Saturday, December 1, 2012

A Torrific New Word

I have always loved words. To the point of being quite geeky about it, in fact. But I have a recent acquisition in the facebook friend department, one Haleigh M., who overshadows me in every way in the word geekiness department.

Being a teacher at heart, as I myself tend to be, Haleigh posted the following this morning,
New Word of the Day: torrefaction (or the verb - torrefy) - something I am especially grateful for this morning.
She left the work of discovery to any readers who might be students at heart.

And I eagerly took the bait.

From the Free Dictionary,
torrefy [ˈtɒrɪˌfaɪ]
vb -fies, -fying, -fied (Medicine / Pharmacology) (tr) to dry (drugs, ores, etc.) by subjection to intense heat; roast
[from French torréfier, from Latin torrefacere, from torrēre to parch + facere to make] torrefaction [ˌtɒrɪˈfækʃən] n
Hmmm.  Interesting.

Going back to Haleigh's post, the part, "something I am especially grateful for this morning," piqued my interest.  If torrefaction is, "To dry by subjection to intense heat; or roast," Haleigh's description conjured up images of her sitting inside her woodstove after falling in the creek.  Or some other such nonsense. 

I asked Haliegh about this.  I was really curious as to what aspect of being dried "by subjection to intense heat," she was enjoying this fine morning.

Haleigh responded with these quotes from World Wide Words e-magazine.  The first segment is from 11/24,
I found my wife studying a big dictionary.

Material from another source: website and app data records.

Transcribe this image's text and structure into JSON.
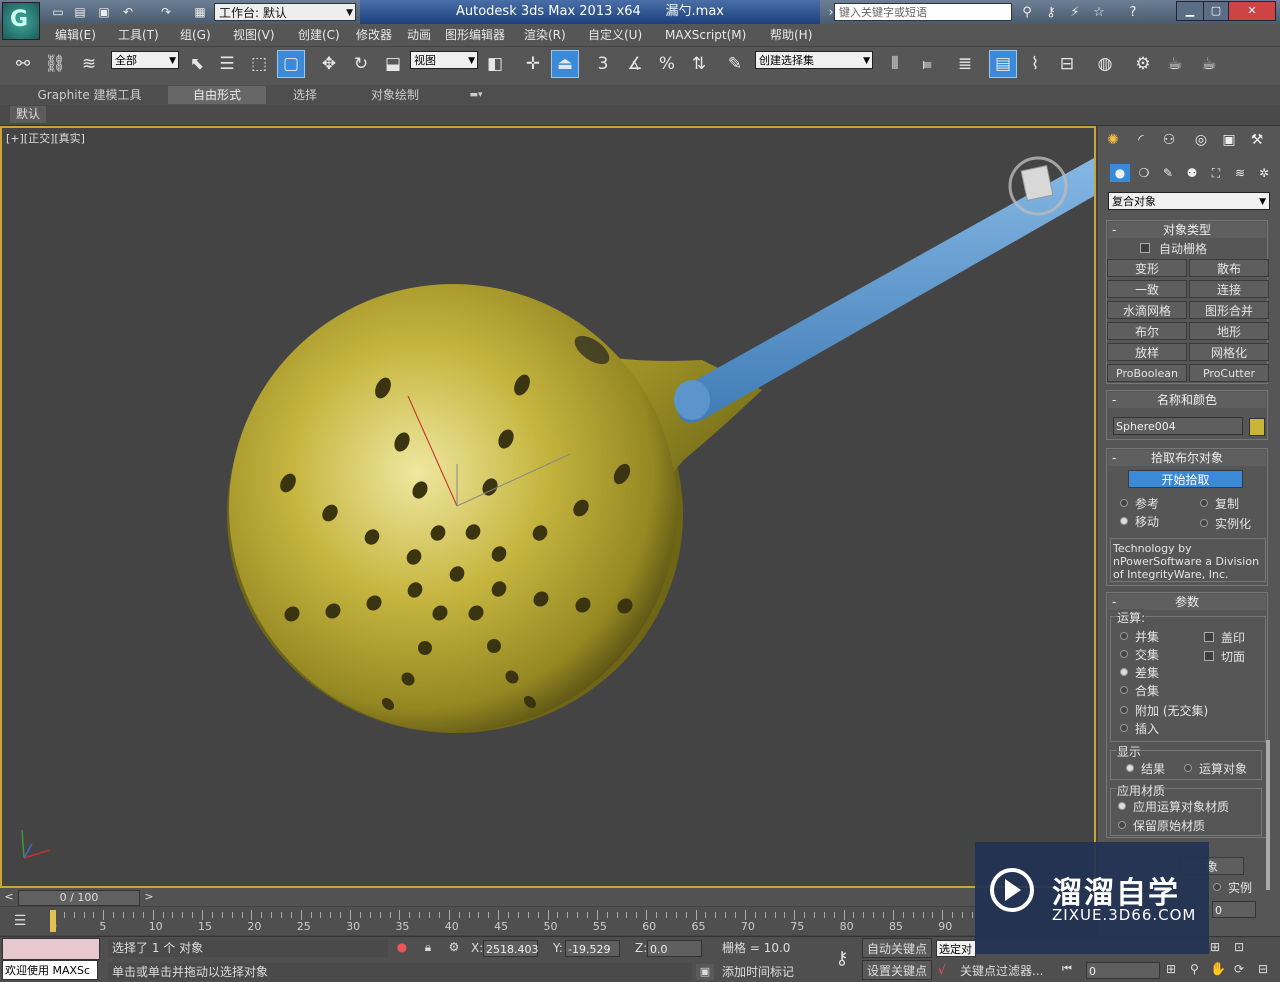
{
  "titlebar": {
    "workspace_label": "工作台: 默认",
    "app_title": "Autodesk 3ds Max  2013 x64",
    "file_name": "漏勺.max",
    "search_placeholder": "键入关键字或短语",
    "app_logo": "G"
  },
  "menus": [
    "编辑(E)",
    "工具(T)",
    "组(G)",
    "视图(V)",
    "创建(C)",
    "修改器",
    "动画",
    "图形编辑器",
    "渲染(R)",
    "自定义(U)",
    "MAXScript(M)",
    "帮助(H)"
  ],
  "toolbar": {
    "selection_filter": "全部",
    "ref_coord": "视图",
    "named_selection": "创建选择集",
    "snap_3d": "3",
    "percent_snap": "%"
  },
  "ribbon": {
    "tabs": [
      "Graphite 建模工具",
      "自由形式",
      "选择",
      "对象绘制"
    ],
    "active_tab": "自由形式",
    "sub_button": "默认"
  },
  "viewport": {
    "label": "[+][正交][真实]",
    "selected_object": "Sphere004",
    "bowl_color": "#b7a82c",
    "handle_color": "#5b95cb",
    "background": "#444444"
  },
  "cmdpanel": {
    "category": "复合对象",
    "object_type": {
      "title": "对象类型",
      "autogrid": "自动栅格",
      "buttons": [
        "变形",
        "散布",
        "一致",
        "连接",
        "水滴网格",
        "图形合并",
        "布尔",
        "地形",
        "放样",
        "网格化",
        "ProBoolean",
        "ProCutter"
      ]
    },
    "name_color": {
      "title": "名称和颜色",
      "name_value": "Sphere004",
      "swatch": "#c9b53a"
    },
    "pick_boolean": {
      "title": "拾取布尔对象",
      "start_pick": "开始拾取",
      "ref": "参考",
      "copy": "复制",
      "move": "移动",
      "instance": "实例化",
      "credit": "Technology by nPowerSoftware a Division of IntegrityWare, Inc."
    },
    "params": {
      "title": "参数",
      "operation": "运算:",
      "ops": [
        "并集",
        "交集",
        "差集",
        "合集",
        "附加 (无交集)",
        "插入"
      ],
      "selected_op": "差集",
      "imprint": "盖印",
      "cookie": "切面",
      "display": "显示",
      "result": "结果",
      "operands": "运算对象",
      "apply_material": "应用材质",
      "apply_op_mat": "应用运算对象材质",
      "keep_orig_mat": "保留原始材质",
      "partial_btn": "象",
      "partial_instance": "实例",
      "spinner_value": "0"
    }
  },
  "timeline": {
    "slider_text": "0 / 100",
    "ticks": [
      "0",
      "5",
      "10",
      "15",
      "20",
      "25",
      "30",
      "35",
      "40",
      "45",
      "50",
      "55",
      "60",
      "65",
      "70",
      "75",
      "80",
      "85",
      "90"
    ]
  },
  "status": {
    "welcome": "欢迎使用 MAXSc",
    "selected_info": "选择了 1 个 对象",
    "prompt": "单击或单击并拖动以选择对象",
    "x_value": "2518.403",
    "y_value": "-19.529",
    "z_value": "0.0",
    "grid": "栅格 = 10.0",
    "add_time_tag": "添加时间标记",
    "auto_key": "自动关键点",
    "set_key": "设置关键点",
    "selected_btn": "选定对",
    "key_filters": "关键点过滤器...",
    "frame": "0"
  },
  "watermark": {
    "title": "溜溜自学",
    "url": "ZIXUE.3D66.COM"
  }
}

She told me what she was looking for, but my ancient inadequate ears heard it as horrify, leading to one of those increasingly common moments of mutual incomprehension. The word was torrify, not one in either of our vocabularies. She had encountered it when reading the list of ingredients on the packaging of the sausages she was cooking, which announced that they contained Melton Red Ale made from “torrified wheat”. It was easy to work out that the word was a close relative of torrid, very hot and dry (they derive from Latin torrere, to dry with heat). It turns up often as torrefy, though our sausage spelling occurs by analogy with terrify (and horrify).
And a follow up from today's edition,
Many readers pointed out torrefy (or torrify), which I mentioned last time, has close relatives in other languages. In Canada, where French and English mingle, Wendy Magnall noted that “the excellent French term torréfaction can be found on one side of coffee containers in place of the overworked English roast. As I write, I am enjoying a cup of torréfaction traditionelle.” From Germany, Reinhard Fey tells us, “In many Italian cities you will find shop signs torrefazione propria. These are shops roasting and selling their own coffee.

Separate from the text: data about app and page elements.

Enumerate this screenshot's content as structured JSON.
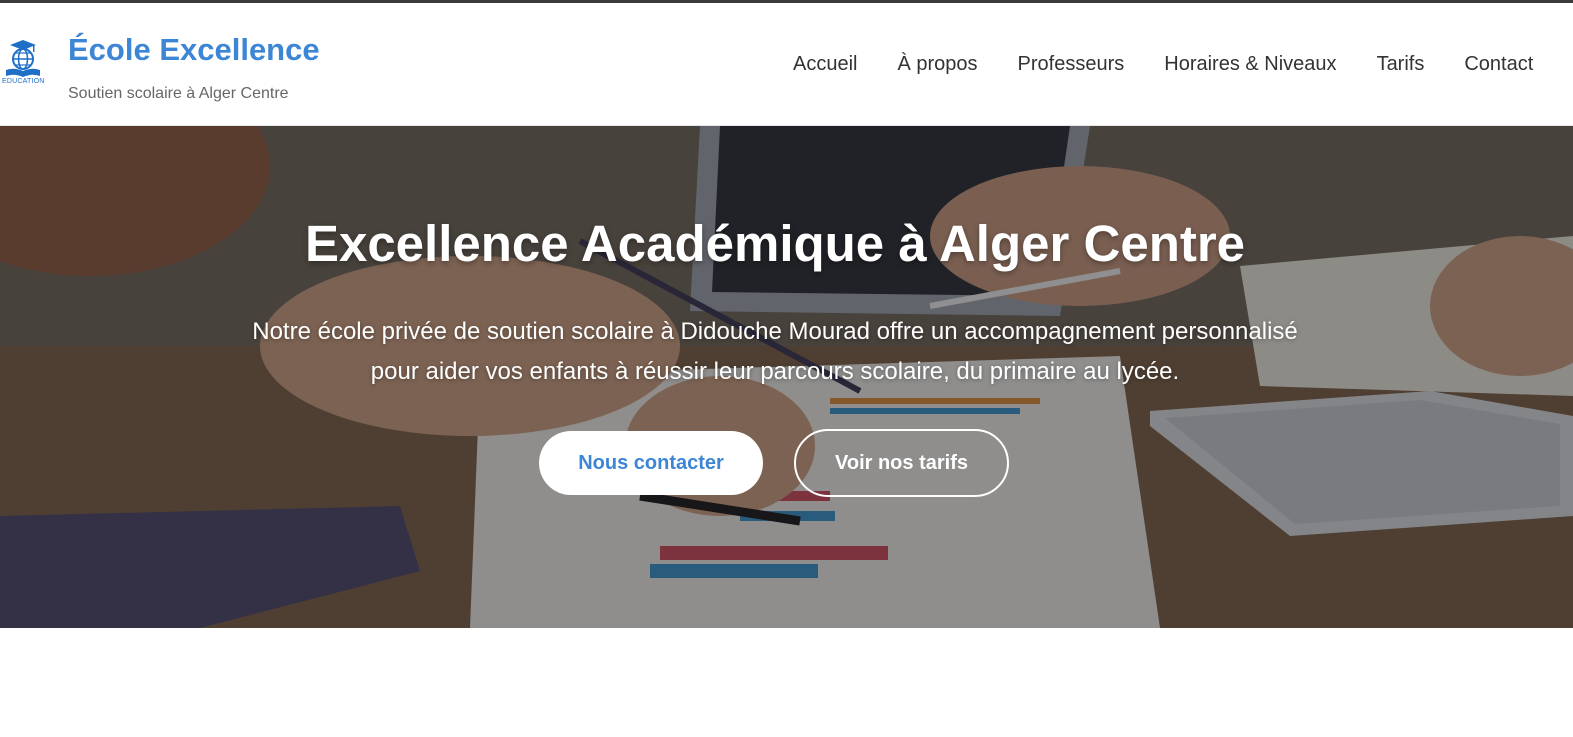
{
  "header": {
    "logo_caption": "EDUCATION",
    "brand_title": "École Excellence",
    "brand_tagline": "Soutien scolaire à Alger Centre",
    "nav": [
      {
        "label": "Accueil"
      },
      {
        "label": "À propos"
      },
      {
        "label": "Professeurs"
      },
      {
        "label": "Horaires & Niveaux"
      },
      {
        "label": "Tarifs"
      },
      {
        "label": "Contact"
      }
    ]
  },
  "hero": {
    "title": "Excellence Académique à Alger Centre",
    "text": "Notre école privée de soutien scolaire à Didouche Mourad offre un accompagnement personnalisé pour aider vos enfants à réussir leur parcours scolaire, du primaire au lycée.",
    "primary_button": "Nous contacter",
    "secondary_button": "Voir nos tarifs"
  },
  "colors": {
    "brand_blue": "#3d86d6",
    "nav_text": "#333333",
    "tagline_text": "#666666"
  },
  "icons": {
    "logo": "education-globe-book-icon"
  }
}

Peter Rugg added another context: “This process is used to dry and slightly char biomass pellet fuels. It is called torrifaction or torrification. Like many technical words, in its many forms it confuses digital dictionaries. The one approving this note wants to change it to horrification.” Martin Spiller added a memory: “The lovely old Carwardines Tea and Coffee House in Corn Street, Bristol, had a sign painted on the side which fascinated me when I was young: ‘The Liquefaction of our Torrefaction Always Brings Satisfaction.’”
Well, these little quotes thrilled me in several ways.  Firstly, they solved the mystery of Haleigh's morning enjoyment of torrefaction.  She was enjoying her morning cup of coffee in the liquification of the torrefied and subsequently ground coffee beans.

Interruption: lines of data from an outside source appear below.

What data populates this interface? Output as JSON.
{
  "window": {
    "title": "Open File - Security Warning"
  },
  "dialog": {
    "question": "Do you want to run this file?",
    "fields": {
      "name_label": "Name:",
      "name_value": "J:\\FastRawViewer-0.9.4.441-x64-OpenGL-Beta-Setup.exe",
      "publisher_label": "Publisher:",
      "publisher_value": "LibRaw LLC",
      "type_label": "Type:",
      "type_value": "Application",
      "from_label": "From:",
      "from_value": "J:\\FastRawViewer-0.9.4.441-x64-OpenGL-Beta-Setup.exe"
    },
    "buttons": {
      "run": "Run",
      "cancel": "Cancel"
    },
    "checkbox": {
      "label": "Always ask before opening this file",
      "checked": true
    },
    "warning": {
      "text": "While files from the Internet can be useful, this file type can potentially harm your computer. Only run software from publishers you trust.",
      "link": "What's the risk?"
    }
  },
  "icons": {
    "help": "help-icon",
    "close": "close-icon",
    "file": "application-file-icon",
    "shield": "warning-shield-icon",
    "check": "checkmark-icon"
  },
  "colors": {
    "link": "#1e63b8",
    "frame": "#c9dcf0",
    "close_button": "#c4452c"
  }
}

But I also enjoyed imagining Louisa over in Italy, drinking her caffè that's been brewed from beans that have been freshly and locally torrefied, torrefazione propria.  Oh, that's right, Louisa doesn't like coffee.  Oh, well.  At any rate, it gave me reason to think of my dear daughter who is currently dwelling far across the sea.

And finally, I just plain like words.  I totally enjoy reading the mental ramblings and vocabulary gymnastics of someone else who finds similar pleasure in something as simple as words and definitions and word histories.  Is there not something innately fun in learning such arcanities?

That word, by the way, arcanities, is a ... a ... a ... Oh, shoot!  It's not found in a dictionary. 

What's that word for a made-up word that's created by following the normal rules for spelling and grammar, suffixes and prefixes, etc?  I know I've heard a word for that!  There's got to be a word for it, right?  If not, there definitely ought to be.

Haleigh!   Yoohooo, Haleigh!  Help me out here, will you, please?


Just Ducky said...

I think the word is neologism.:)

theMom said...

Oh, thank you, yes. That's the one I was seeking.

But as I perused the definitions of neologism just now, out of mere curiosity of course, I found such fun definitions! I almost want to start a whole new post on that one.

Everything from mental illness to sacred writings to regular old new words.